Prompt >> Below are records. Count every line containing the word "this" and give the number alone.

Collected data >>
━━━

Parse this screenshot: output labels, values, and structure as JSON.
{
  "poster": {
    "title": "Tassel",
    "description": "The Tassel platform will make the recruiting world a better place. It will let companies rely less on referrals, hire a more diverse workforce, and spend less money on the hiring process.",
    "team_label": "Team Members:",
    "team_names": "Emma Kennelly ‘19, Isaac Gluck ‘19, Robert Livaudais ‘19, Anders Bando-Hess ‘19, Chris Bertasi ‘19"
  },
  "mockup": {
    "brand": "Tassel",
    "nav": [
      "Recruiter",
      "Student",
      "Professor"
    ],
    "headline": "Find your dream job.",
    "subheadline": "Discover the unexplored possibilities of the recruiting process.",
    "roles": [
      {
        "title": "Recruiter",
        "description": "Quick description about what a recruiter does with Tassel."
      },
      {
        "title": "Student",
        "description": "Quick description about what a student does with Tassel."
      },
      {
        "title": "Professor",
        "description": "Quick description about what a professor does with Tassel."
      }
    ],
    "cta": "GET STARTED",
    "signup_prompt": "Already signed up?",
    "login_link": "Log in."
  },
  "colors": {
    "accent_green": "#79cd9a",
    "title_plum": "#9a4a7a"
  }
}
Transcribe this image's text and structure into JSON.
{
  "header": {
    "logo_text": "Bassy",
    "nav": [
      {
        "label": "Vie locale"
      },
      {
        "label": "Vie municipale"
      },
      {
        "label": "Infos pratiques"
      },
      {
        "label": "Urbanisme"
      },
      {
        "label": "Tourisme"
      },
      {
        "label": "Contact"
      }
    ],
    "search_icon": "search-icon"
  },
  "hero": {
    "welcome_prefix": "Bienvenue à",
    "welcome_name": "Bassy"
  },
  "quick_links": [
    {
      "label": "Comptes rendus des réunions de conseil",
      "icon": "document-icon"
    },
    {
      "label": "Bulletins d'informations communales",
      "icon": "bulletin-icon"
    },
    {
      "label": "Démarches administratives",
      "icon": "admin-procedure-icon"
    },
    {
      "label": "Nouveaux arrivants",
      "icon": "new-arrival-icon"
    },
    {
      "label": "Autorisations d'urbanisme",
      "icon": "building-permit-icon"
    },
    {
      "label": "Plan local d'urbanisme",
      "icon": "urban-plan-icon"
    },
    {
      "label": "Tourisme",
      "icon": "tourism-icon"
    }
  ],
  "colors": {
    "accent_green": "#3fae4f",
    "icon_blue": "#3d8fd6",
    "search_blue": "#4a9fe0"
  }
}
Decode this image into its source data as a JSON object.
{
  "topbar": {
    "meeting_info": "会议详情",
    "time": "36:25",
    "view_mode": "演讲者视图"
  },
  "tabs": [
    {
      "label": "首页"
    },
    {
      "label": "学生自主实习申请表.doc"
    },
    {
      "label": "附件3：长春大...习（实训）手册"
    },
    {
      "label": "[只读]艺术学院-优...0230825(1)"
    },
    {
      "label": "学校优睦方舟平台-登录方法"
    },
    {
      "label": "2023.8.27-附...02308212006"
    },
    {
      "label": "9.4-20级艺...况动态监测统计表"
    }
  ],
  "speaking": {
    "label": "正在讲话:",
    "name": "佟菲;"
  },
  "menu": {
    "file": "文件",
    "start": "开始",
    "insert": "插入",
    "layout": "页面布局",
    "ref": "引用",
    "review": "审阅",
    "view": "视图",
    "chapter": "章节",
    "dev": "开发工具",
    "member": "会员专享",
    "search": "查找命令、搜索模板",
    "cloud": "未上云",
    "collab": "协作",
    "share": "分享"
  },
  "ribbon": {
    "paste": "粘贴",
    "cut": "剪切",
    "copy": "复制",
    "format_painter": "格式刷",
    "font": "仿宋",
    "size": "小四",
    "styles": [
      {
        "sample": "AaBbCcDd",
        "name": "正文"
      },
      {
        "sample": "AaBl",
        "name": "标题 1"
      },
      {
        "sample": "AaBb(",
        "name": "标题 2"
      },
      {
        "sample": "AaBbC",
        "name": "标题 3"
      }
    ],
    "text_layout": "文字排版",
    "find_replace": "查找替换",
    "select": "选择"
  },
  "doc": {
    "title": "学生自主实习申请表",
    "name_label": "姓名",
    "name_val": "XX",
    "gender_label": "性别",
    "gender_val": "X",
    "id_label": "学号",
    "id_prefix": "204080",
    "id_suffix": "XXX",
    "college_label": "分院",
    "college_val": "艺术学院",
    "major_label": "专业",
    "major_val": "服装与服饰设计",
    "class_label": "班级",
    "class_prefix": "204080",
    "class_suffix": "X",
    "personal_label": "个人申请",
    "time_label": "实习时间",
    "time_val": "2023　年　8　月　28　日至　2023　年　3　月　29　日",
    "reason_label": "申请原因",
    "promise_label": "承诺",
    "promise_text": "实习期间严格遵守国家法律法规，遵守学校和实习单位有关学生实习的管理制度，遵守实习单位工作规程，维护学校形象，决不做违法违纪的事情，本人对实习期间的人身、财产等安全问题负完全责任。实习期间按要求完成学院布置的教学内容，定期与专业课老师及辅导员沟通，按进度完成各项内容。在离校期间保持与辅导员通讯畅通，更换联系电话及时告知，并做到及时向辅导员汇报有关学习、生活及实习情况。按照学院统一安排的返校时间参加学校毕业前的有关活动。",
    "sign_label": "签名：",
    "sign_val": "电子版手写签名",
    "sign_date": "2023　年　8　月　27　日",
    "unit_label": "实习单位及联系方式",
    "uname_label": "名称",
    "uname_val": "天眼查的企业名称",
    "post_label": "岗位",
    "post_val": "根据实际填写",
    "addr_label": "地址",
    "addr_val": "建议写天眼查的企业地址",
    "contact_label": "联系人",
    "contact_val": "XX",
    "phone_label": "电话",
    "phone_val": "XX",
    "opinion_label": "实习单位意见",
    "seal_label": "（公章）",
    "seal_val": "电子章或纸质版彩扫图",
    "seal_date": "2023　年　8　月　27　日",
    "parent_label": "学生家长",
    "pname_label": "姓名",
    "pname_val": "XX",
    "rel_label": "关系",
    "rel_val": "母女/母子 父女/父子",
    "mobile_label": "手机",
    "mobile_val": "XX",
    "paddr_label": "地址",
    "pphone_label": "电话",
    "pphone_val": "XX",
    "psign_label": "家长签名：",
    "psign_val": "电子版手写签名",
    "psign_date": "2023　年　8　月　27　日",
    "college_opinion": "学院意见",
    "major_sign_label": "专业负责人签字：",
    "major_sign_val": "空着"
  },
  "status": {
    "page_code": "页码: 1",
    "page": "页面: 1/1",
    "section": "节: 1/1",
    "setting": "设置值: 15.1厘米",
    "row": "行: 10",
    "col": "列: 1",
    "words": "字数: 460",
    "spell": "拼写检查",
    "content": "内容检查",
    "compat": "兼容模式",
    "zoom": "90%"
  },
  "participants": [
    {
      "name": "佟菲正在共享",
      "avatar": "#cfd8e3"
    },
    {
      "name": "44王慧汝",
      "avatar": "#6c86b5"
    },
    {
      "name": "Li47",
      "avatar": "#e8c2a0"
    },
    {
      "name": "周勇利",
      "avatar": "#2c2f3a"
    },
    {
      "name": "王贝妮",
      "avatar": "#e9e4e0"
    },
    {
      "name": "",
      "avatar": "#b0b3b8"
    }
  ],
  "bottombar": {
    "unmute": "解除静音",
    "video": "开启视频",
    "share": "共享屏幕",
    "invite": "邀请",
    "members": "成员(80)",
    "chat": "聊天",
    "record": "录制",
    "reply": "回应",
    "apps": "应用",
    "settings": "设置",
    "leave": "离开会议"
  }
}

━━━

Solved exercise >> 3